I wondered what in his life could be causing him so much inner-turmoil. How stressing can it be to work with children who cannot speak unless they learn, from people like David, how to use their hands to express words? I was tempted to share that I too hate being out of my element, lost in a world of newness and confusion, but I let him go on without explaining that I too suffer from what some call mental illness and anxiety disorders.
“Just getting on a plane is absolute hell for me,” David expressed. “I know this sounds strange, but I’m a huge Miss Universe follower. I go to the pageant each year.”
Bradley laughed. “Do you mean you actually go in person to watch the crowning of Miss Universe?”
“Yes, I’ve been all over the world. It’s so much more than what we see on television. The entire competition lasts for several days. They even go through a test-run of the pageant where they practice crowning someone. Those girls go through so much to win that title. I know it sounds crazy, but I’m obsessed with it. Bradley said he thought his love for Miss Universe was so cool. “Which shows have you been to?” He asked.
“All of them. Even the one in Columbia, but that’s when traveling started to get to me. Something strange happened to me on one of my trips that causes me to be so paranoid when I travel.”
“What do you mean?” I asked while looking at Bradley, almost wanting to burst out in laughter.
“I checked out of my hotel at check-out time– 11 a.m. and took my bags to the airport. My flight wasn’t until 7 p.m., so I decided to head back to one of the beaches where all the trade hangs out, figuring I was going to get the most of my time in South America. They checked in my bags at the counter, my hands were free and I had several more hours to watch the gorgeous Latin men.”
“Hell, I’d do the same thing,” Bradley responded.
“When I arrived back at the airport, security pulled me aside and told me that I would have to come with them to a hospital for an x-ray of my digestive system.”
“Did they think you had drugs on you?” I asked.

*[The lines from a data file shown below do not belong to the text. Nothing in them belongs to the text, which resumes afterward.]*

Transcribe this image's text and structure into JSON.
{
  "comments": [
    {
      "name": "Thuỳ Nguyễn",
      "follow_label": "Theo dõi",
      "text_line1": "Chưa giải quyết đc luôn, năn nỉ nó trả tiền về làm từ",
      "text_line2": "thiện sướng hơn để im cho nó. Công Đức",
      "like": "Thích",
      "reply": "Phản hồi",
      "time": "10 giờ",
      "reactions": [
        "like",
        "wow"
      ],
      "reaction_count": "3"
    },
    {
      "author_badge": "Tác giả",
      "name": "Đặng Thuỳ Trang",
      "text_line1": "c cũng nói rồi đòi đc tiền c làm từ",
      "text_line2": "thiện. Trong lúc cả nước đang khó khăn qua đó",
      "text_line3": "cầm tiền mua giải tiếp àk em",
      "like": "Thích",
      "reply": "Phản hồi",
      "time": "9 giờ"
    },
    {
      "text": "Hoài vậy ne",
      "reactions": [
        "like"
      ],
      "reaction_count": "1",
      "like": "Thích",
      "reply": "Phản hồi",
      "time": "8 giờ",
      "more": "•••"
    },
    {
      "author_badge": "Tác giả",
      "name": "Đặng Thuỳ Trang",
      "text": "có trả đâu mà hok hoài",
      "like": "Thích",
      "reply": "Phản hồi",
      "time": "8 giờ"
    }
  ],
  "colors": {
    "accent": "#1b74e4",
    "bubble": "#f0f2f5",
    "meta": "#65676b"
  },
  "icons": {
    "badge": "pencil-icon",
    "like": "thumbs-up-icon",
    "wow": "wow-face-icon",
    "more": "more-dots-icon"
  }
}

“That must have been the reason, but as you know, I suffer from anxiety problems and that incident really sent me over the edge. Even though they gave me a new plane ticket home and a $25 meal ticket, there was something very unsettling about undergoing that x-ray. I felt so violated even though I knew all the time that I did not have drugs inside of me.”
Suddenly, I remembered my paranoia during my Schizophrenic break and realized that if something similar had happened to me in South America, I would have been out of my mind. Without speaking, using an informal form of sign language, I pointed at David’s cup and asked if he wanted a re-fill. Of course he did. One did not have to speak in hands to know that, so I headed back to the kitchen to get him some more Jesus juice.
Read Full Post »